If a key employee at a firm receives an executive bonus plan funded by the company into a permanent life insurance policy, borrowing against the cash value is a benefit the employer intended for the employee and may be more advantageous than taking a margin loan. These plans are a form of non-qualified deferred compensation, which some companies use to attract talent. The critical determination for employees choosing to take a policy loan is how the company structured the policy with the insurer. Generally, many companies create these as a way to pay employees in a tax-preferrential manner that is not subject to ERISA regulations. If you qualify for such a plan, it is worth discussing the tax implications with an accountant and consulting an independent insurance agent for guidance on whether it is advantageous to defer income into this vehicle for future loans or partial surrenders.
Furthermore, suppose an ordinary life insurance policy owner has an adequate cash value balance to avoid repaying the loan or interest during their lifetime.
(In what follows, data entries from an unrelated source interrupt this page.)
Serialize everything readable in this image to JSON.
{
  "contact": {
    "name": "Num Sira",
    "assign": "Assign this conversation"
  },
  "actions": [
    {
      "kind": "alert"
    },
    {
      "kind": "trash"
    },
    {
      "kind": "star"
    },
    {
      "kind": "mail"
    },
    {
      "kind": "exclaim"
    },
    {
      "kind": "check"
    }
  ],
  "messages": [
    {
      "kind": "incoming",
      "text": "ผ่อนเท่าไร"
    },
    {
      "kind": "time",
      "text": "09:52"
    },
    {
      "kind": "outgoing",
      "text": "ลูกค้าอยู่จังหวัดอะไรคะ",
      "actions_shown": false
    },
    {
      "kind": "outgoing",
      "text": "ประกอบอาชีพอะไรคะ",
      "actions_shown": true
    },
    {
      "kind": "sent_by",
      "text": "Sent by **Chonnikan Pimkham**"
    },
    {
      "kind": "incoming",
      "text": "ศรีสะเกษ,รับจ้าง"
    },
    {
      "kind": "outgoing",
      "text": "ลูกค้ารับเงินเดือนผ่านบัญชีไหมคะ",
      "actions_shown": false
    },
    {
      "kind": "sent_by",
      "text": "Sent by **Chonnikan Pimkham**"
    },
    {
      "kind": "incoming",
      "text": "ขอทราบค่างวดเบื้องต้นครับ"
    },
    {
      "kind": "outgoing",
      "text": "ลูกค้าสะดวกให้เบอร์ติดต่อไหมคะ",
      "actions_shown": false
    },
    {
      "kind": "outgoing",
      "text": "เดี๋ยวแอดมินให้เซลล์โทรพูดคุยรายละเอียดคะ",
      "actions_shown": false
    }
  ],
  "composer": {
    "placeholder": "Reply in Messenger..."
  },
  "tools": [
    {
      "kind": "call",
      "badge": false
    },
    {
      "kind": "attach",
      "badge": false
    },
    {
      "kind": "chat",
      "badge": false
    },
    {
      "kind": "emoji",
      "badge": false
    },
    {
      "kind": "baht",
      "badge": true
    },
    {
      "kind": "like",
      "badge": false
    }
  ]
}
In that case, a cash value loan is less financially demanding than a margin loan. However, it is essential to remember that the interest charges will accumulate and compound, making it potentially more expensive to one’s heirs, which otherwise would have inherited a greater payout had they repaid the loan.
With the examples above, I have tried to think creatively about how either option could provide a better opportunity for an individual. It is my conclusion, though, that margin loans offer more benefits and fewer drawbacks than cash value loans.
Permanent life insurance loans only make sense for those who have already maintained a cash-value policy or receive one through their employer. Otherwise, these policies have too large of an opportunity cost to consider just for the potential to take a future loan. In most situations, saving in a brokerage account after funding qualified retirement accounts and purchasing a term insurance policy is the best option.
I hope you enjoyed this in-depth analysis of margin and cash value loans. The subjects involved are not easy concepts to grasp, and I hope you will leave your thoughts in the comments below if you have any questions.
If you have experience with margin accounts, permanent life insurance policies, margin loans, or cash value loans, please share them to help others!
Thanks for reading, and as always, have a great day.
Mile High Finance Guy
finance demystified, one mountain at a time